    • 9780231512848
  • 440 Pages
  • E-book
  • $25.99

Hollywood's Censor

Joseph I. Breen and the Production Code Administration

Thomas Doherty

From 1934 to 1954 Joseph I. Breen, a media-savvy Victorian Irishman, reigned over the Production Code Administration, the Hollywood office tasked with censoring the American screen. Though little known outside the ranks of the studio system, this former journalist and public relations agent was one of the most powerful men in the motion picture industry. As enforcer of the puritanical Production Code, Breen dictated "final cut" over more movies than anyone in the history of American cinema. His editorial decisions profoundly influenced the images and values projected by Hollywood during the Great Depression, World War II, and the Cold War.

Cultural historian Thomas Doherty tells the absorbing story of Breen's ascent to power and the widespread effects of his reign. Breen vetted story lines, blue-penciled dialogue, and excised footage (a process that came to be known as "Breening") to fit the demands of his strict moral framework. Empowered by industry insiders and millions of like-minded Catholics who supported his missionary zeal, Breen strove to protect innocent souls from the temptations beckoning from the motion picture screen.

There were few elements of cinematic production beyond Breen's reach—he oversaw the editing of A-list feature films, low-budget B movies, short subjects, previews of coming attractions, and even cartoons. Populated by a colorful cast of characters, including Catholic priests, Jewish moguls, visionary auteurs, hardnosed journalists, and bluenose agitators, Doherty's insightful, behind-the-scenes portrait brings a tumultuous era—and an individual both feared and admired—to vivid life.

About the Author

Thomas Doherty is professor of American studies at Brandeis University. He serves on the editorial board of Cineaste and is the author of Cold War, Cool Medium: Television, McCarthyism, and American Culture; Pre-Code Hollywood: Sex, Immorality, and Insurrection in American Cinema, 1930-1934; Projections of War: Hollywood, American Culture, and World War II; and Teenagers and Teenpics: The Juvenilization of American Movies in the 1950s.
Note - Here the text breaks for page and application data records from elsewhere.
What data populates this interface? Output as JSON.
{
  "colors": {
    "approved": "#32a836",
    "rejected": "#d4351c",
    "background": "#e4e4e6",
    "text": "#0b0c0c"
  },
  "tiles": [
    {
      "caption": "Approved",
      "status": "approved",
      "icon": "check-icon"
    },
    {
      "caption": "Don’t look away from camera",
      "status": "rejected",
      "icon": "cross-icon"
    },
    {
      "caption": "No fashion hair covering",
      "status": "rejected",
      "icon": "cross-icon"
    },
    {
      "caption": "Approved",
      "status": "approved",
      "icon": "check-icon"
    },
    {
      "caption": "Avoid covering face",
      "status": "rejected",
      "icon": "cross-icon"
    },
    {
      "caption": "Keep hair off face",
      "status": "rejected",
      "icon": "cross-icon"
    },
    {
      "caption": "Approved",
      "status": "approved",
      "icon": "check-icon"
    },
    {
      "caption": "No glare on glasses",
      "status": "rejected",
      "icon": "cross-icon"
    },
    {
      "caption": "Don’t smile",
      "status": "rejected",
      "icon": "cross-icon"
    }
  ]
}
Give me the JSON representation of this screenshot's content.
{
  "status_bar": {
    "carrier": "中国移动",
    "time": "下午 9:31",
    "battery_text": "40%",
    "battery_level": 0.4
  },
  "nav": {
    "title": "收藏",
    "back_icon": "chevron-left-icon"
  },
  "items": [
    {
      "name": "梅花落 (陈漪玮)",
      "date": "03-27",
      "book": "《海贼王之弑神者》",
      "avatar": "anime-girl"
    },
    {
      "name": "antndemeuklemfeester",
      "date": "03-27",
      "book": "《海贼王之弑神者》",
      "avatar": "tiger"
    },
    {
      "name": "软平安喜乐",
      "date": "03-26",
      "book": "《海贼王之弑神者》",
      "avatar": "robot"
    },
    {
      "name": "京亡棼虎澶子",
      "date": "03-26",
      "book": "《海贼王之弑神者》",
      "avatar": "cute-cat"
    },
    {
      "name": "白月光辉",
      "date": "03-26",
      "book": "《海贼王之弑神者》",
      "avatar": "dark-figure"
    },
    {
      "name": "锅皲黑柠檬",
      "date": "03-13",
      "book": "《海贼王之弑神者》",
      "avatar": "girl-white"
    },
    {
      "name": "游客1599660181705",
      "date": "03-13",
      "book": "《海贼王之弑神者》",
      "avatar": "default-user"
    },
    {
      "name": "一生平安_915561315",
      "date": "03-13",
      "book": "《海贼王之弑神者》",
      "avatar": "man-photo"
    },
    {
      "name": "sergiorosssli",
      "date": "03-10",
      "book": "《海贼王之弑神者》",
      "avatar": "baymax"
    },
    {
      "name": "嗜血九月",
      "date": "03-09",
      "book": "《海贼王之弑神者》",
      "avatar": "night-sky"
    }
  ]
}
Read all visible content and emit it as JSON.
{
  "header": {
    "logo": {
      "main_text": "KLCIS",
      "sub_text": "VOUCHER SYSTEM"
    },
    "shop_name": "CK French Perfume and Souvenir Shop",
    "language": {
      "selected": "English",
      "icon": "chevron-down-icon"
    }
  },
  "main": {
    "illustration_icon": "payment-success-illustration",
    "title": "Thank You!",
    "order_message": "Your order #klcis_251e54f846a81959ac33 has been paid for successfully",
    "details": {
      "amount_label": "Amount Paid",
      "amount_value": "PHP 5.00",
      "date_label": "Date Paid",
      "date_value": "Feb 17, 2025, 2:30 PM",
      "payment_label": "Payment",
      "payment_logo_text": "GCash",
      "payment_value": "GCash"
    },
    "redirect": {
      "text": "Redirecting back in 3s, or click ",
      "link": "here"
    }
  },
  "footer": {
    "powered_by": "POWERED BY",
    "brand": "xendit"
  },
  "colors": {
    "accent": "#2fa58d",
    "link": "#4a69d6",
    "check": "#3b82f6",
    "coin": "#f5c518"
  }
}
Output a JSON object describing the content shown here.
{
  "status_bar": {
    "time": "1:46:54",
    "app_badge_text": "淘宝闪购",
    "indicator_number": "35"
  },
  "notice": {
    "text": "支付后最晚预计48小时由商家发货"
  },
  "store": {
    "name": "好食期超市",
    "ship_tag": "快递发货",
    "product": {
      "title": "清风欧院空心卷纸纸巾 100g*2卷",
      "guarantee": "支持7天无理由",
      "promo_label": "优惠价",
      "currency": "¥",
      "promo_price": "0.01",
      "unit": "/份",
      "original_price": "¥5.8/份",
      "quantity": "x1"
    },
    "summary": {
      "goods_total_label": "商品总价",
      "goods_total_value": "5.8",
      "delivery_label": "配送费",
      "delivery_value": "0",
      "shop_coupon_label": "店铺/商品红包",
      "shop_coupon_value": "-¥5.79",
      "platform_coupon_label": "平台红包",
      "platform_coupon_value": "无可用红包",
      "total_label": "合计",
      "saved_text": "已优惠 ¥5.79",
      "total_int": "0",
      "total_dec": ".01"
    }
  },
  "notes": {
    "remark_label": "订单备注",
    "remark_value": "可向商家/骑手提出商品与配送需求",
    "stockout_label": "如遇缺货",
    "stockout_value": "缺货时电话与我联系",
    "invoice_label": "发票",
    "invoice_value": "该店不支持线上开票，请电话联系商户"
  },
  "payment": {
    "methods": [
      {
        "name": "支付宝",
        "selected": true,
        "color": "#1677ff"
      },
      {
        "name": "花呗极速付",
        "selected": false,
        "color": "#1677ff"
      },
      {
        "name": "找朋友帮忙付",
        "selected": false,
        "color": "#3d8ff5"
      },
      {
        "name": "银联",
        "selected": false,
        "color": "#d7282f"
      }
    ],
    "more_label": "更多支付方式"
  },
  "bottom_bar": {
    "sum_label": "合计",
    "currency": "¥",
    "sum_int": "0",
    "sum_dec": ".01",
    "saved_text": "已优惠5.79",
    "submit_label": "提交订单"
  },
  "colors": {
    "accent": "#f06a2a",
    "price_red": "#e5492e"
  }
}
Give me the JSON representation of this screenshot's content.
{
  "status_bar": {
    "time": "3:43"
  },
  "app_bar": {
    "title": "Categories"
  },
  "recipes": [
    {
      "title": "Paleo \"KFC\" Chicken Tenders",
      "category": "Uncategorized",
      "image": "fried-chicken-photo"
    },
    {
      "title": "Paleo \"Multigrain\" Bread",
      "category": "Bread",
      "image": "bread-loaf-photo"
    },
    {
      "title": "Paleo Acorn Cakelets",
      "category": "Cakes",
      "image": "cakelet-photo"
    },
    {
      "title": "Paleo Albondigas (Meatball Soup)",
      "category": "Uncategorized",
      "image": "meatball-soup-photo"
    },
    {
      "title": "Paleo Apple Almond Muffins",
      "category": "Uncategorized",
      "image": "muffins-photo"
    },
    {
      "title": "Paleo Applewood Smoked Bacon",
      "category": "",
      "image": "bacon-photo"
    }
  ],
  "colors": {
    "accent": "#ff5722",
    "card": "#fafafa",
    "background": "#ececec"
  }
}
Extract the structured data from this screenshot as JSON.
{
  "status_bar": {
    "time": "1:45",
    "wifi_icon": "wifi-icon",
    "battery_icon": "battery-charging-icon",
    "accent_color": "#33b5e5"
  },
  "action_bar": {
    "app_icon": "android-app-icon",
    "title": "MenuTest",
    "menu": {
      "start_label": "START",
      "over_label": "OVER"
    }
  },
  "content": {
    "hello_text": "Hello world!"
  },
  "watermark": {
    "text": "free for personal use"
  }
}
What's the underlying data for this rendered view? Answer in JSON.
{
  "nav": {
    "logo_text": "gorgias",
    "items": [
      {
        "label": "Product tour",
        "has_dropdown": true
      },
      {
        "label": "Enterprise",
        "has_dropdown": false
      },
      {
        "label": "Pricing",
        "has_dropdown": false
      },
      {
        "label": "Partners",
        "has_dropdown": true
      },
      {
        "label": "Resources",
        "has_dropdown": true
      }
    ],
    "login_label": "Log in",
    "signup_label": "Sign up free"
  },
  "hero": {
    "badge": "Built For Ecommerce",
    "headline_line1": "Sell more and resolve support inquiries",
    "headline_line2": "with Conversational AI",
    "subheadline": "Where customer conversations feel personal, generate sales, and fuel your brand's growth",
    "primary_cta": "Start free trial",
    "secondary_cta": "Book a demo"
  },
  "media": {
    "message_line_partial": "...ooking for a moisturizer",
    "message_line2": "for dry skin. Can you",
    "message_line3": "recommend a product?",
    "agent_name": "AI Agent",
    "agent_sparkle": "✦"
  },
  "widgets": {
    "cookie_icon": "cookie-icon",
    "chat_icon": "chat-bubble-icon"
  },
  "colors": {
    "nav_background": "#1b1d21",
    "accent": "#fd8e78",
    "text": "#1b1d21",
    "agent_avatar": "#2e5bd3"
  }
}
Doherty writes with such wit and verve, bringing the past to life... a very entertaining read.

Compelling, colorful, insightful, and nearly encyclopedic in detail, this book seems destined to become the definitive scholarly biography of Breen. Highly recommended.

[An] entertaining and rigorous biography of Breen.

Ada Calhoun

A fascinating read for anyone interested in American film history.

Carol O'Sullivan

[An] authoritative, entertaining, unexpectedly unnerving biography.

Kenneth Turan

[A] brilliant and absorbing new book.

Gerald Peary

Hollywood's Censor is a stinging portrait of a cultural strongman who made it his business to baby his fellow citizens.

Dennis Drabelle

Written with controlled exuberance, and much wit.

Scott Eyman

A pleasure to read.

Rob Hardy

An exemplary biography... Highly recommended.

Opening CreditsPrologue: Hollywood, 19541 The Victorian Irishman2 Bluenoses Against the Screen3 Hollywood Shot to Pieces4 The Breen Office5 Decoding Classical Hollywood Cinema6 Confessional7 Intermission at RKO8 At War with the Breen Office9 In His Sacerdotalism10 "Our Semitic Brethren"11 Social Problems, Existential Dilemmas and Outsized Anatomies12 Invasion of the Art Films13 Amending the Ten Commandments14 Not the Breen Office15 Final Cut: Joseph I. Breen and the Auteur TheoryAppendix: The Production CodeNotesFilm IndexIndex